_EXERCISE_
Gather each line in the entries that includes the string "Leadership".

(THE INPUT begins)

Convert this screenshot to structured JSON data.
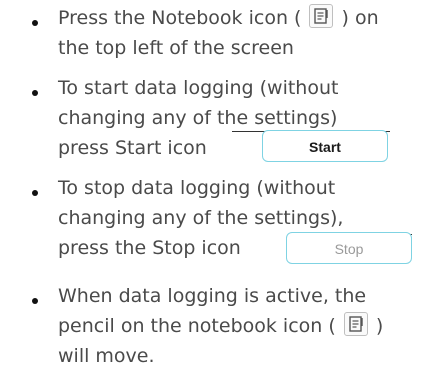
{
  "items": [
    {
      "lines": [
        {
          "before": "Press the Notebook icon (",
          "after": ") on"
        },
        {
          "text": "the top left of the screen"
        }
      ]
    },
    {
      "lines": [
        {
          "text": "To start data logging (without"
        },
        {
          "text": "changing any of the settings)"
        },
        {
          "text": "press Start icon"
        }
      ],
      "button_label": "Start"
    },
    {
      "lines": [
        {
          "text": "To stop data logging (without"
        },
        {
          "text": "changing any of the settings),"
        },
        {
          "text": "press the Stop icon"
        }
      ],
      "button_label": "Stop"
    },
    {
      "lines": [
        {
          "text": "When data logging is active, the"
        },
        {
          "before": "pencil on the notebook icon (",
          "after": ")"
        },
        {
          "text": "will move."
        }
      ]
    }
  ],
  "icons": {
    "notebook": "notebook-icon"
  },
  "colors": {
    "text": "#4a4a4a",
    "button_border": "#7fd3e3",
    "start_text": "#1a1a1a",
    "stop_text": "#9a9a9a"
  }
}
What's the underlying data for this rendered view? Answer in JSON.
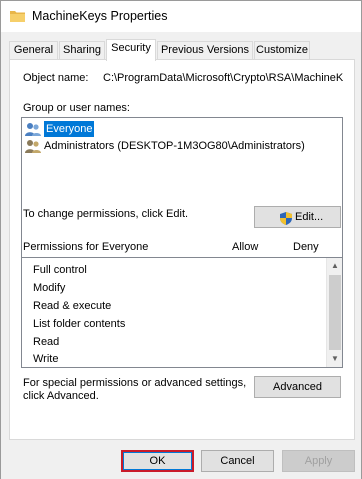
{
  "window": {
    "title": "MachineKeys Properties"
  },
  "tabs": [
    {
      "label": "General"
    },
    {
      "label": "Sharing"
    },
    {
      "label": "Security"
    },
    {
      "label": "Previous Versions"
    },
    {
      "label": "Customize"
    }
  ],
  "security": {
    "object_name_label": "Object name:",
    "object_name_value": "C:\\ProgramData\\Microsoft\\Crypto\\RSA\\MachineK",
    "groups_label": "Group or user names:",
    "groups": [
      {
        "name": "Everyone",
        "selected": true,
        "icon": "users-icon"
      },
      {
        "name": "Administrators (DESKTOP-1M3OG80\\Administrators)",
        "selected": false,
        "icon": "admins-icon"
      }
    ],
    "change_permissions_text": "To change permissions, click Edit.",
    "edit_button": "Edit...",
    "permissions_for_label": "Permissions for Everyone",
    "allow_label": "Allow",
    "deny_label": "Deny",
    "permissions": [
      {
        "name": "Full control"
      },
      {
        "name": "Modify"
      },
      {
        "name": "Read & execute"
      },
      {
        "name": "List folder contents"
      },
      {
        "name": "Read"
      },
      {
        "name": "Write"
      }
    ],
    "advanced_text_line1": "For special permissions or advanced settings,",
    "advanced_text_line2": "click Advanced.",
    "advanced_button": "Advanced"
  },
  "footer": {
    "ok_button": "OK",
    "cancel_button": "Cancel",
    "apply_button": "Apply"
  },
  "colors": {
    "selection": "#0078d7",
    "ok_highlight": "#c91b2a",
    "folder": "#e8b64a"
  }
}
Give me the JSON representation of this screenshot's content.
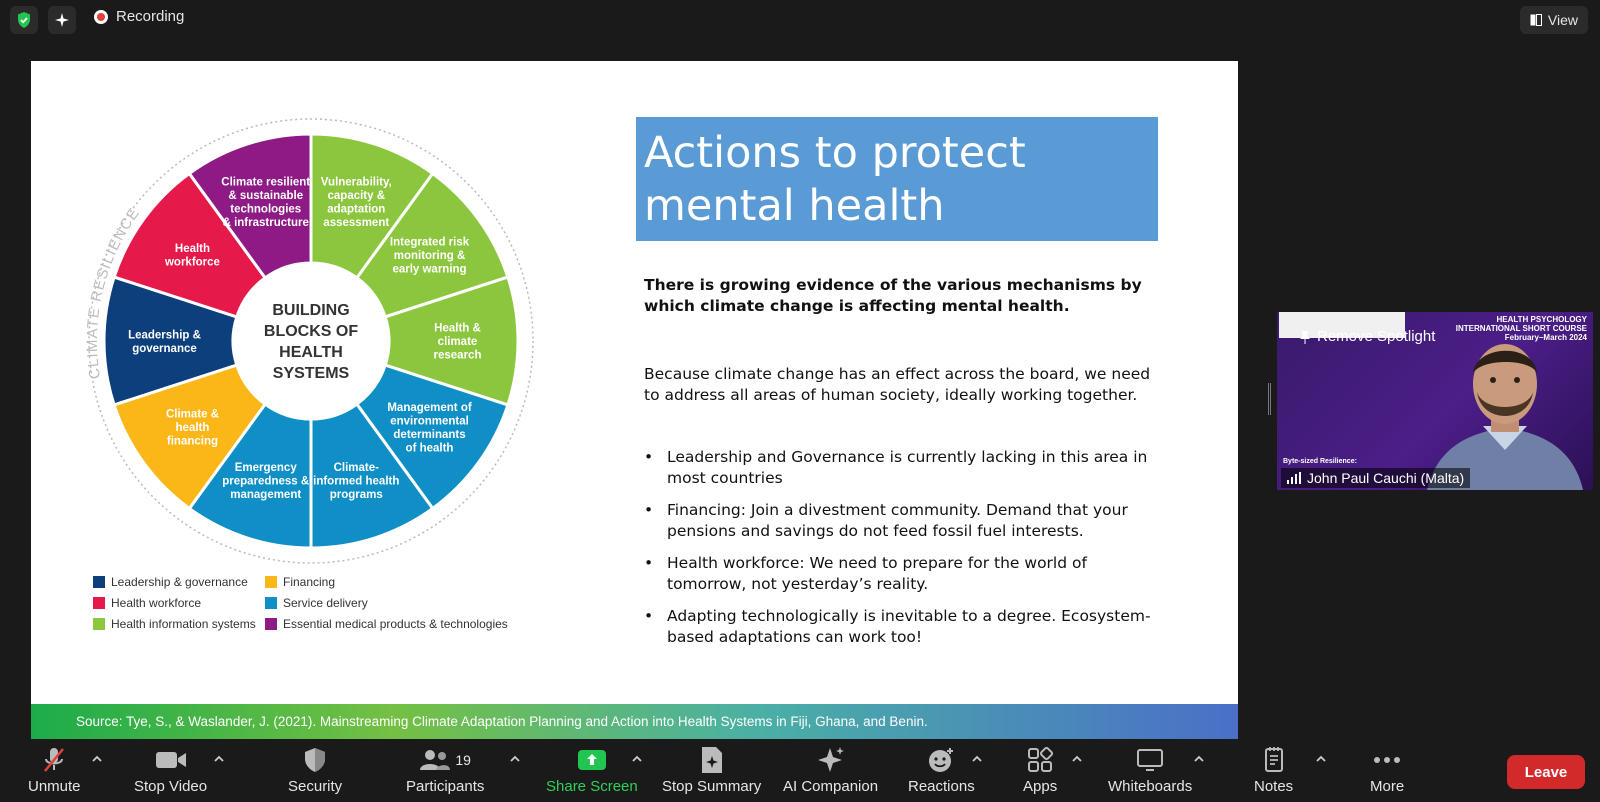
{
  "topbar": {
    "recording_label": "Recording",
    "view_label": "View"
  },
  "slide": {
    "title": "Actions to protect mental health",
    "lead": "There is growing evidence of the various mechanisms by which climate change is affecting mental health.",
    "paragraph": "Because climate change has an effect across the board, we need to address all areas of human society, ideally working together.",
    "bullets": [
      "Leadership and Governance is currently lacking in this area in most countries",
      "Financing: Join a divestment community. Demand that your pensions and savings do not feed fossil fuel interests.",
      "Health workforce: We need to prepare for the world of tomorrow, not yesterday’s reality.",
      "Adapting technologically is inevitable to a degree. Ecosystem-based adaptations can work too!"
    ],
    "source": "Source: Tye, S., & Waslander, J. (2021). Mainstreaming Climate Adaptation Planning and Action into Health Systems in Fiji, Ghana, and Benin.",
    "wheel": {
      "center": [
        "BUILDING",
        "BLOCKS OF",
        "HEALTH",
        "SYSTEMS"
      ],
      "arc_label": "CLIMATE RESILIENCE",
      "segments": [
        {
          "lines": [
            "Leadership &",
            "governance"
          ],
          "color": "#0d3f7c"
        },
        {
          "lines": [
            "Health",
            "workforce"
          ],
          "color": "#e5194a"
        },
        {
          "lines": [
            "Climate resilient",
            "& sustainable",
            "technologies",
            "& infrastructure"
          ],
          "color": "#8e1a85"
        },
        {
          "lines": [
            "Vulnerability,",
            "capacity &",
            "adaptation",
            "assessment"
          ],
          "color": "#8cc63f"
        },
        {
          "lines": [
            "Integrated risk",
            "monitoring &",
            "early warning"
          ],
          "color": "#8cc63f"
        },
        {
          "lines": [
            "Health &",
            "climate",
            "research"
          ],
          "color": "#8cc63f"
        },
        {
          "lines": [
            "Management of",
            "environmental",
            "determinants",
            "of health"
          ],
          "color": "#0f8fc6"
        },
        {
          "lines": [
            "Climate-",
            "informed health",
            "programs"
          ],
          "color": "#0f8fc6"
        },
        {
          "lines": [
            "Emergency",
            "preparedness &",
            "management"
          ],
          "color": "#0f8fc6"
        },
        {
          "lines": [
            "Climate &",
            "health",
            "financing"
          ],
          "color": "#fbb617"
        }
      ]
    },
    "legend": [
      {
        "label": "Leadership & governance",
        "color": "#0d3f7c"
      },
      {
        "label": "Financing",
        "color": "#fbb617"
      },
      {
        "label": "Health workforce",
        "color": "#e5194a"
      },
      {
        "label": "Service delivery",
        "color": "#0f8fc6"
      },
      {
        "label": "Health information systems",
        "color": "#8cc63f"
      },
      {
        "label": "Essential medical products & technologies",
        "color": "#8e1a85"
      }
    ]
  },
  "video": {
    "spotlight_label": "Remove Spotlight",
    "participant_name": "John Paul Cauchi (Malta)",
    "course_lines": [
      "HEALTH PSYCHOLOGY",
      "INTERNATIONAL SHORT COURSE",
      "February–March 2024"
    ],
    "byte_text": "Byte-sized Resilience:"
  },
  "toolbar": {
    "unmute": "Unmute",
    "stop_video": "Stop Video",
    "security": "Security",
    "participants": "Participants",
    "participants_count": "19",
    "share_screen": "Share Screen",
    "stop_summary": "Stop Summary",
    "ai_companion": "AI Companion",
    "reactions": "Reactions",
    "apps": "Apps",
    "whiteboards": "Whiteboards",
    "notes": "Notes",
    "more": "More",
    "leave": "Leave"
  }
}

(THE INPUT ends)

_EXERCISE RESULT_
      "Leadership and Governance is currently lacking in this area in most countries",
            "Leadership &",
        "label": "Leadership & governance",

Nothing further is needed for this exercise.